  21. A. Yemelyanova, R. Vang, J. D. Seidman, P. E. Gravitt, and B. M. Ronnett, “Endocervical adenocarcinomas with prominent endometrial or endomyometrial involvement simulating primary endometrial carcinomas: utility of HPV DNA detection and immunohistochemical expression of p16 and hormone receptors to confirm the cervical origin of the corpus tumor,” American Journal of Surgical Pathology, vol. 33, no. 6, pp. 914–924, 2009. View at Publisher · View at Google Scholar · View at PubMed · View at Scopus
  22. H. Fujiwara, G. Tortolero-Luna, M. F. Mitchell, J. P. Koulos, and T. C. Wright Jr., “Adenocarcinoma of the cervix: expression and clinical significance of estrogen and progesterone receptors,” Cancer, vol. 79, no. 3, pp. 505–512, 1997. View at Publisher · View at Google Scholar · View at Scopus
  23. T. Ohta, T. Watanabe, Y. Katayama et al., “Aberrant promoter hypermethylation profile of cell cycle regulatory genes in malignant astrocytomas,” Oncology Reports, vol. 16, no. 5, pp. 957–963, 2006. View at Scopus
  24. E. Ishida, M. Nakamura, M. Ikuta et al., “Promotor hypermethylation of p14ARF is a key alteration for progression of oral squamous cell carcinoma,” Oral Oncology, vol. 41, no. 6, pp. 614–622, 2005. View at Publisher · View at Google Scholar · View at PubMed · View at Scopus
  25. S. Knopp, T. Bjørge, J. M. Nesland, C. Tropé, M. Scheistrøen, and R. Holm, “p16INK4a and p21Waf1/Cip1 expression correlates with clinical outcome in vulvar carcinomas,” Gynecologic Oncology, vol. 95, no. 1, pp. 37–45, 2004. View at Publisher · View at Google Scholar · View at PubMed
  26. T. Nagao, I. Sugano, Y. Ishida et al., “Primary large-cell neuroendocrine carcinoma of the parotid gland: immunohistochemical and molecular analysis of two cases,” Modern Pathology, vol. 13, no. 5, pp. 554–561, 2000. View at Scopus
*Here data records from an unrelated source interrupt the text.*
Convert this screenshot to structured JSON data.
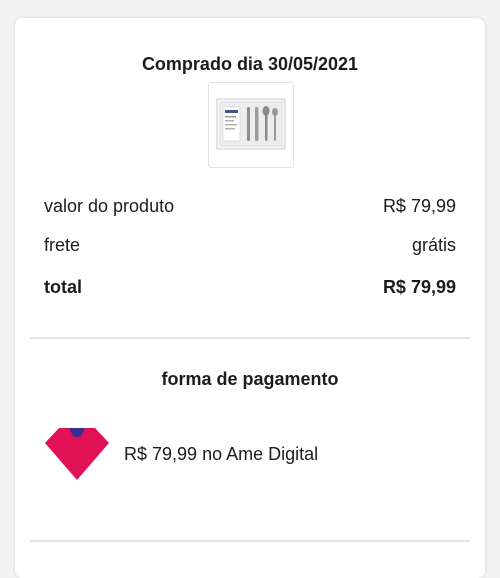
{
  "purchase": {
    "title": "Comprado dia 30/05/2021"
  },
  "summary": {
    "product_label": "valor do produto",
    "product_value": "R$ 79,99",
    "shipping_label": "frete",
    "shipping_value": "grátis",
    "total_label": "total",
    "total_value": "R$ 79,99"
  },
  "payment": {
    "title": "forma de pagamento",
    "amount": "R$ 79,99",
    "method": "no Ame Digital",
    "method_icon": "ame-digital-logo-icon"
  },
  "colors": {
    "ame_primary": "#e01155",
    "ame_accent": "#3b2e8f"
  }
}
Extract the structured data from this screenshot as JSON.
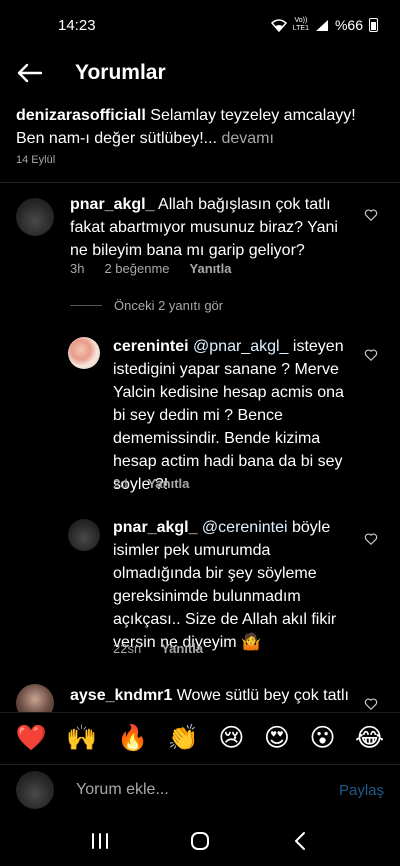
{
  "status_bar": {
    "time": "14:23",
    "network_top": "Vo))",
    "network_bottom": "LTE1",
    "battery": "%66"
  },
  "header": {
    "title": "Yorumlar"
  },
  "caption": {
    "username": "denizarasofficiall",
    "text": " Selamlay teyzeley amcalayy! Ben nam-ı değer sütlübey!...",
    "more": " devamı",
    "date": "14 Eylül"
  },
  "comments": [
    {
      "username": "pnar_akgl_",
      "text": " Allah bağışlasın çok tatlı fakat abartmıyor musunuz biraz? Yani ne bileyim bana mı garip geliyor?",
      "time": "3h",
      "likes": "2 beğenme",
      "reply": "Yanıtla"
    }
  ],
  "view_replies": "Önceki 2 yanıtı gör",
  "replies": [
    {
      "username": "cerenintei",
      "mention": " @pnar_akgl_",
      "text": " isteyen istedigini yapar sanane ? Merve Yalcin kedisine hesap acmis ona bi sey dedin mi ? Bence dememissindir. Bende kizima hesap actim hadi bana da bi sey soyle ?!",
      "time": "2d",
      "reply": "Yanıtla"
    },
    {
      "username": "pnar_akgl_",
      "mention": " @cerenintei",
      "text": " böyle isimler pek umurumda olmadığında bir şey söyleme gereksinimde bulunmadım açıkçası.. Size de Allah akıl fikir versin ne diyeyim 🤷",
      "time": "22sn",
      "reply": "Yanıtla"
    }
  ],
  "last_comment": {
    "username": "ayse_kndmr1",
    "text": " Wowe sütlü bey çok tatlı"
  },
  "emojis": [
    "❤️",
    "🙌",
    "🔥",
    "👏",
    "😢",
    "😍",
    "😮",
    "😂"
  ],
  "input": {
    "placeholder": "Yorum ekle...",
    "post_label": "Paylaş"
  },
  "colors": {
    "background": "#000000",
    "secondary_text": "#a8a8a8",
    "post_button_disabled": "#1e5a8a"
  }
}
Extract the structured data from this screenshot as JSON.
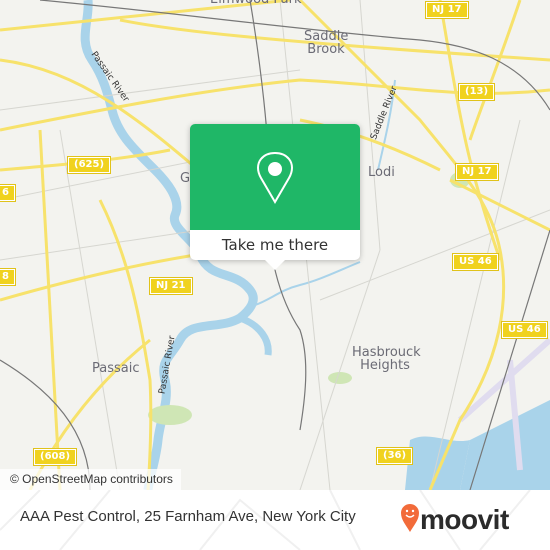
{
  "map": {
    "place_labels": [
      {
        "id": "elmwood-park",
        "text": "Elmwood Park"
      },
      {
        "id": "saddle-brook",
        "text": "Saddle Brook"
      },
      {
        "id": "lodi",
        "text": "Lodi"
      },
      {
        "id": "garfield",
        "text": "G"
      },
      {
        "id": "passaic",
        "text": "Passaic"
      },
      {
        "id": "hasbrouck-heights",
        "text": "Hasbrouck Heights"
      }
    ],
    "river_labels": [
      {
        "id": "passaic-river-north",
        "text": "Passaic River"
      },
      {
        "id": "passaic-river-south",
        "text": "Passaic River"
      },
      {
        "id": "saddle-river",
        "text": "Saddle River"
      }
    ],
    "route_shields": [
      {
        "id": "nj17-top",
        "text": "NJ 17"
      },
      {
        "id": "cr13",
        "text": "(13)"
      },
      {
        "id": "cr625",
        "text": "(625)"
      },
      {
        "id": "nj17-mid",
        "text": "NJ 17"
      },
      {
        "id": "left-6",
        "text": "6"
      },
      {
        "id": "us46-a",
        "text": "US 46"
      },
      {
        "id": "left-8",
        "text": "8"
      },
      {
        "id": "nj21",
        "text": "NJ 21"
      },
      {
        "id": "us46-b",
        "text": "US 46"
      },
      {
        "id": "cr608",
        "text": "(608)"
      },
      {
        "id": "cr36",
        "text": "(36)"
      }
    ],
    "attribution": "© OpenStreetMap contributors",
    "colors": {
      "land": "#f3f3ef",
      "road": "#f7e26b",
      "water": "#a9d3ea",
      "park": "#cfe6b5",
      "rail": "#777777",
      "airport": "#e0dcef"
    }
  },
  "popup": {
    "icon": "location-pin-icon",
    "cta_label": "Take me there",
    "accent_color": "#1fb767"
  },
  "footer": {
    "place_title": "AAA Pest Control, 25 Farnham Ave, New York City",
    "brand_name": "moovit",
    "brand_icon": "moovit-smiley-pin-icon",
    "brand_color": "#f26b3a"
  }
}
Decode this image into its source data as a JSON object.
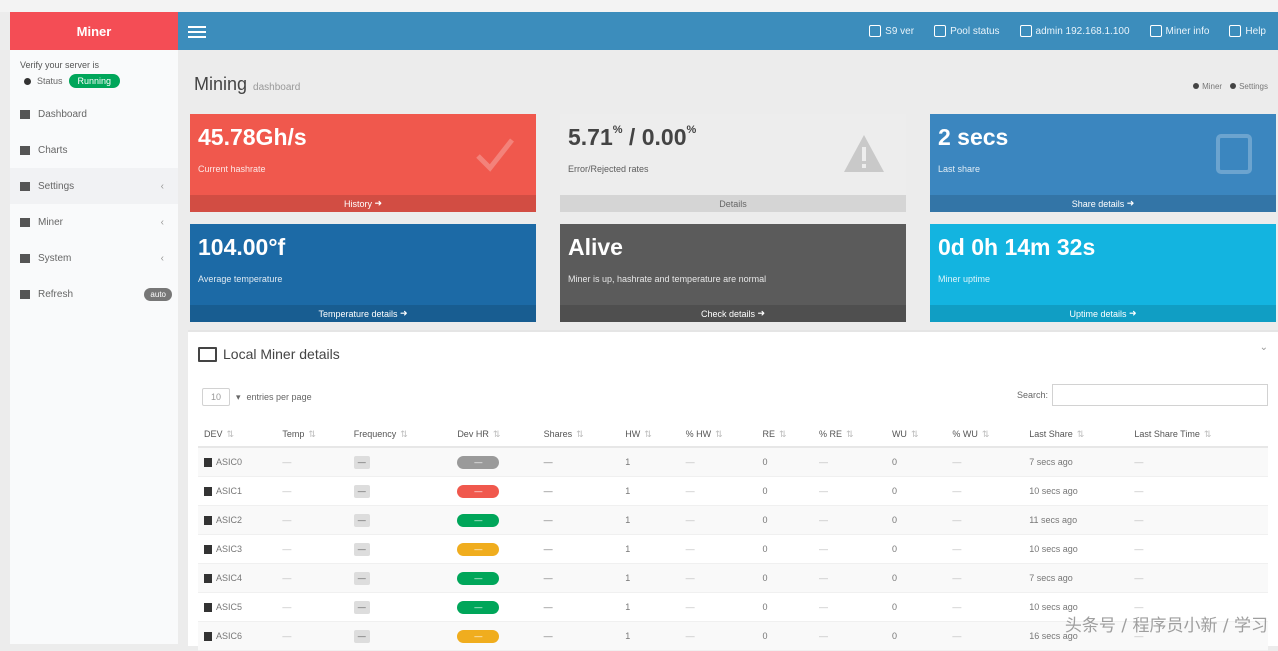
{
  "brand": {
    "name": "Miner"
  },
  "topnav": [
    {
      "icon": "cpu-icon",
      "label": "S9 ver"
    },
    {
      "icon": "pool-icon",
      "label": "Pool status"
    },
    {
      "icon": "user-icon",
      "label": "admin 192.168.1.100"
    },
    {
      "icon": "info-icon",
      "label": "Miner info"
    },
    {
      "icon": "help-icon",
      "label": "Help"
    }
  ],
  "sidebar": {
    "notice": "Verify your server is",
    "status_label": "Status",
    "status_badge": "Running",
    "items": [
      {
        "icon": "dashboard-icon",
        "label": "Dashboard",
        "chevron": "",
        "badge": ""
      },
      {
        "icon": "charts-icon",
        "label": "Charts",
        "chevron": "",
        "badge": ""
      },
      {
        "icon": "settings-icon",
        "label": "Settings",
        "chevron": "‹",
        "badge": ""
      },
      {
        "icon": "miner-icon",
        "label": "Miner",
        "chevron": "‹",
        "badge": ""
      },
      {
        "icon": "system-icon",
        "label": "System",
        "chevron": "‹",
        "badge": ""
      },
      {
        "icon": "refresh-icon",
        "label": "Refresh",
        "chevron": "",
        "badge": "auto"
      }
    ]
  },
  "page": {
    "title": "Mining",
    "subtitle": "dashboard",
    "crumb_home": "Miner",
    "crumb_current": "Settings"
  },
  "cards": [
    {
      "value": "45.78Gh/s",
      "sub": "Current hashrate",
      "foot": "History",
      "color": "#f0584d"
    },
    {
      "value_a": "5.71",
      "sup_a": "%",
      "sep": " / ",
      "value_b": "0.00",
      "sup_b": "%",
      "sub": "Error/Rejected rates",
      "foot": "Details",
      "color": "#ededed"
    },
    {
      "value": "2 secs",
      "sub": "Last share",
      "foot": "Share details",
      "color": "#3b86bf"
    },
    {
      "value": "104.00°f",
      "sub": "Average temperature",
      "foot": "Temperature details",
      "color": "#1c6aa6"
    },
    {
      "value": "Alive",
      "sub": "Miner is up, hashrate and temperature are normal",
      "foot": "Check details",
      "color": "#5b5b5b"
    },
    {
      "value": "0d 0h 14m 32s",
      "sub": "Miner uptime",
      "foot": "Uptime details",
      "color": "#13b4e0"
    }
  ],
  "panel": {
    "title": "Local Miner details",
    "show_value": "10",
    "show_suffix": "entries per page",
    "search_label": "Search:",
    "columns": [
      "DEV",
      "Temp",
      "Frequency",
      "Dev HR",
      "Shares",
      "HW",
      "% HW",
      "RE",
      "% RE",
      "WU",
      "% WU",
      "Last Share",
      "Last Share Time"
    ],
    "rows": [
      {
        "dev": "ASIC0",
        "temp": "—",
        "freq": "—",
        "hr": "—",
        "hr_color": "#9a9a9a",
        "shares": "—",
        "hw": "1",
        "phw": "—",
        "re": "0",
        "pre": "—",
        "wu": "0",
        "pwu": "—",
        "last": "7 secs ago",
        "time": "—"
      },
      {
        "dev": "ASIC1",
        "temp": "—",
        "freq": "—",
        "hr": "—",
        "hr_color": "#f0584d",
        "shares": "—",
        "hw": "1",
        "phw": "—",
        "re": "0",
        "pre": "—",
        "wu": "0",
        "pwu": "—",
        "last": "10 secs ago",
        "time": "—"
      },
      {
        "dev": "ASIC2",
        "temp": "—",
        "freq": "—",
        "hr": "—",
        "hr_color": "#00a65a",
        "shares": "—",
        "hw": "1",
        "phw": "—",
        "re": "0",
        "pre": "—",
        "wu": "0",
        "pwu": "—",
        "last": "11 secs ago",
        "time": "—"
      },
      {
        "dev": "ASIC3",
        "temp": "—",
        "freq": "—",
        "hr": "—",
        "hr_color": "#f0ad1e",
        "shares": "—",
        "hw": "1",
        "phw": "—",
        "re": "0",
        "pre": "—",
        "wu": "0",
        "pwu": "—",
        "last": "10 secs ago",
        "time": "—"
      },
      {
        "dev": "ASIC4",
        "temp": "—",
        "freq": "—",
        "hr": "—",
        "hr_color": "#00a65a",
        "shares": "—",
        "hw": "1",
        "phw": "—",
        "re": "0",
        "pre": "—",
        "wu": "0",
        "pwu": "—",
        "last": "7 secs ago",
        "time": "—"
      },
      {
        "dev": "ASIC5",
        "temp": "—",
        "freq": "—",
        "hr": "—",
        "hr_color": "#00a65a",
        "shares": "—",
        "hw": "1",
        "phw": "—",
        "re": "0",
        "pre": "—",
        "wu": "0",
        "pwu": "—",
        "last": "10 secs ago",
        "time": "—"
      },
      {
        "dev": "ASIC6",
        "temp": "—",
        "freq": "—",
        "hr": "—",
        "hr_color": "#f0ad1e",
        "shares": "—",
        "hw": "1",
        "phw": "—",
        "re": "0",
        "pre": "—",
        "wu": "0",
        "pwu": "—",
        "last": "16 secs ago",
        "time": "—"
      }
    ]
  },
  "watermark": "头条号 / 程序员小新 / 学习"
}
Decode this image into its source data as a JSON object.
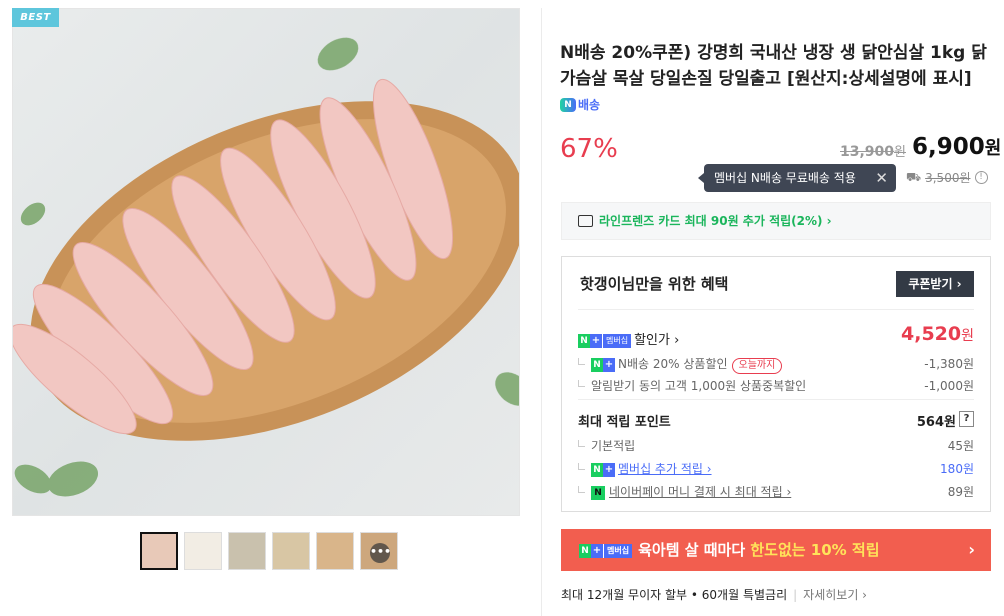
{
  "product_image": {
    "badge": "BEST"
  },
  "thumbnails": {
    "more_label": "•••"
  },
  "product": {
    "title": "N배송 20%쿠폰) 강명희 국내산 냉장 생 닭안심살 1kg 닭가슴살 목살 당일손질 당일출고 [원산지:상세설명에 표시]",
    "delivery_badge": "배송",
    "delivery_badge_letter": "N",
    "discount": "67%",
    "original_price": "13,900",
    "original_price_unit": "원",
    "price": "6,900",
    "price_unit": "원",
    "tooltip": "멤버십 N배송 무료배송 적용",
    "shipping_fee": "3,500원"
  },
  "card_banner": {
    "text": "라인프렌즈 카드 최대 90원 추가 적립(2%) ›"
  },
  "benefits": {
    "title": "핫갱이님만을 위한 혜택",
    "coupon_button": "쿠폰받기 ›",
    "membership_price_label": "할인가 ›",
    "membership_price": "4,520",
    "membership_price_unit": "원",
    "discount_rows": [
      {
        "label": "N배송 20% 상품할인",
        "pill": "오늘까지",
        "value": "-1,380원"
      },
      {
        "label": "알림받기 동의 고객 1,000원 상품중복할인",
        "value": "-1,000원"
      }
    ],
    "points_title": "최대 적립 포인트",
    "points_total": "564원",
    "points_help": "?",
    "point_rows": [
      {
        "label": "기본적립",
        "value": "45원"
      },
      {
        "label": "멤버십 추가 적립 ›",
        "value": "180원"
      },
      {
        "label": "네이버페이 머니 결제 시 최대 적립 ›",
        "value": "89원"
      }
    ],
    "membership_badge": {
      "n": "N",
      "plus": "+",
      "text": "멤버십"
    },
    "npay_badge": "N"
  },
  "promo": {
    "text_a": "육아템 살 때마다 ",
    "text_b": "한도없는 10% 적립",
    "arrow": "›"
  },
  "installment": {
    "text": "최대 12개월 무이자 할부 • 60개월 특별금리",
    "link": "자세히보기 ›"
  },
  "colors": {
    "accent_red": "#e83d4f",
    "naver_green": "#19ce60",
    "membership_blue": "#4a6cf7",
    "promo_bg": "#f25e4f"
  }
}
  27. I. Miladi-Abdennadher, R. Abdelmaksoud-Damak, L. Ayadi et al., “Aberrant methylation of hMLH1 and p16INK4a in Tunisian patients with sporadic colorectal adenocarcinoma,” Bioscience Reports, vol. 31, no. 4, pp. 257–264, 2011. View at Publisher · View at Google Scholar · View at PubMed